* [Excerpts from an interface dataset]
____

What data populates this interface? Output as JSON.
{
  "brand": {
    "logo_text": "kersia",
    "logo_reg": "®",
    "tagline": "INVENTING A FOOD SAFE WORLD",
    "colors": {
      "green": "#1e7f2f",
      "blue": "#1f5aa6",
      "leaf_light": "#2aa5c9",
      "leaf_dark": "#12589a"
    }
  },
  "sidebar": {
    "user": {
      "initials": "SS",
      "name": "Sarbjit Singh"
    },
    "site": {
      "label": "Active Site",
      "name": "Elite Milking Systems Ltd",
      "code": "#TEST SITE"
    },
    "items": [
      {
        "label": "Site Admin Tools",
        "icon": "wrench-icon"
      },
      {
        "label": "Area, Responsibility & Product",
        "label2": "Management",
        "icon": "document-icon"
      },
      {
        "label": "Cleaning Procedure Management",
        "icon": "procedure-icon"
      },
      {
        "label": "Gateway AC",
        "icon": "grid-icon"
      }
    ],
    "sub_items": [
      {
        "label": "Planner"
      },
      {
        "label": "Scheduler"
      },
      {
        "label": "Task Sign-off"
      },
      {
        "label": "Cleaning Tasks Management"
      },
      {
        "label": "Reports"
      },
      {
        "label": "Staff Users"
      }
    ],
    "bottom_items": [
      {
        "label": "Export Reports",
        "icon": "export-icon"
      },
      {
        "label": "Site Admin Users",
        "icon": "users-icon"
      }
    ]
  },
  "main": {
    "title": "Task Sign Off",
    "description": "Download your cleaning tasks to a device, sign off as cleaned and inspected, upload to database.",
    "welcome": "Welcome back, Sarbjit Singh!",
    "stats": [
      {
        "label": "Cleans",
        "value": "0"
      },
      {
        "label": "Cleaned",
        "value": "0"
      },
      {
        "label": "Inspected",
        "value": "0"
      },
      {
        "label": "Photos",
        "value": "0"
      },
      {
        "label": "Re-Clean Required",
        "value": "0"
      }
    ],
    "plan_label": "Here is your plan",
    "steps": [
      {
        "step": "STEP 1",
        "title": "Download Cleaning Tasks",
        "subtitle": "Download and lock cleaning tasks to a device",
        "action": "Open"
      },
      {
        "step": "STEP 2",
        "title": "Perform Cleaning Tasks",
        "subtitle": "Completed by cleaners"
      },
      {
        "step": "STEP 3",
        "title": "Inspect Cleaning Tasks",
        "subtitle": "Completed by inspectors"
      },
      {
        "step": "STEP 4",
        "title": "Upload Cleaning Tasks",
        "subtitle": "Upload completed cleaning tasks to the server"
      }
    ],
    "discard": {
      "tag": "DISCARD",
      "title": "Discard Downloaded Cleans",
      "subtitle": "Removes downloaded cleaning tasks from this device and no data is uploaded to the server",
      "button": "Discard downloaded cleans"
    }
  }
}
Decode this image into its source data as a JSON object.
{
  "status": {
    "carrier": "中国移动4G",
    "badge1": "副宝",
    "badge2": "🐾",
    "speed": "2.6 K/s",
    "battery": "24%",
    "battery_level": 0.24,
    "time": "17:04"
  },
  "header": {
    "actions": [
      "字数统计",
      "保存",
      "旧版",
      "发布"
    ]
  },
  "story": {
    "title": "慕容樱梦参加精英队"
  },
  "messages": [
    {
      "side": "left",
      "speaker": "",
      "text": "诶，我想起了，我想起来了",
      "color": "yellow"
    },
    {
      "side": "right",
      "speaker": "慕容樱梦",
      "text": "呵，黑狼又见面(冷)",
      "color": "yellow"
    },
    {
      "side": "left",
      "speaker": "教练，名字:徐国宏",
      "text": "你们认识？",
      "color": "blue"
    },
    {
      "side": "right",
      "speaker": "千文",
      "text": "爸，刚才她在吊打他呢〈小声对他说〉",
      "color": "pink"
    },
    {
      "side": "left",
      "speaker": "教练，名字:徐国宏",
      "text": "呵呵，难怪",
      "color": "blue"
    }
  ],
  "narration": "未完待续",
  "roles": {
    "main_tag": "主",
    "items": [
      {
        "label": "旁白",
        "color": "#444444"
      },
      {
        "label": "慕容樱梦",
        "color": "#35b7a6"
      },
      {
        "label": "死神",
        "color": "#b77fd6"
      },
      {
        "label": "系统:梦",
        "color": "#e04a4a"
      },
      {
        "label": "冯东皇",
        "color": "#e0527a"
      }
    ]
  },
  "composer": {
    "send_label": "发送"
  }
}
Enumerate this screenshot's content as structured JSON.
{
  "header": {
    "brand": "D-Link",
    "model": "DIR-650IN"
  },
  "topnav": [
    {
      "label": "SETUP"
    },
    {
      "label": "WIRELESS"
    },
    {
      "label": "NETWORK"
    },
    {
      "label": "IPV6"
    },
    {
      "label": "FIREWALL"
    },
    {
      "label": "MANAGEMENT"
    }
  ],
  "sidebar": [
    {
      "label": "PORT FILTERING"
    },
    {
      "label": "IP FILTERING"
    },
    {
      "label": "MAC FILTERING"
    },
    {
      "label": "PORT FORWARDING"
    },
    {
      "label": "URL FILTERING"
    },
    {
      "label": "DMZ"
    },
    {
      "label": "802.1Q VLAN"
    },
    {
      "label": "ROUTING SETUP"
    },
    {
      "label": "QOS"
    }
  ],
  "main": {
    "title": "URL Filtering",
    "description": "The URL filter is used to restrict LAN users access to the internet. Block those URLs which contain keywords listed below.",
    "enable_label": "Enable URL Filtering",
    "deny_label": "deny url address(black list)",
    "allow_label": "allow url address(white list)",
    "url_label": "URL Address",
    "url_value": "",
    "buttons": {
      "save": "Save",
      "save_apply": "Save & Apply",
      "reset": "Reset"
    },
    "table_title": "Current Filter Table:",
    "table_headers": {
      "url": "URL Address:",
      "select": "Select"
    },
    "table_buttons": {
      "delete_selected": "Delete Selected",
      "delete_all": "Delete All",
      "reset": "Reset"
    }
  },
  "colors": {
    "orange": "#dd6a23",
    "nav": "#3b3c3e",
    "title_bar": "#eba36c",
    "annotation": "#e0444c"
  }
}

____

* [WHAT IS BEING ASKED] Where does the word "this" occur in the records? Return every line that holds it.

* [ANSWER BELOW]
What data populates this interface? Output as JSON.
      "subtitle": "Removes downloaded cleaning tasks from this device and no data is uploaded to the server",
Decode this image into its source data as a JSON object.
Enumerate this screenshot's content as structured JSON.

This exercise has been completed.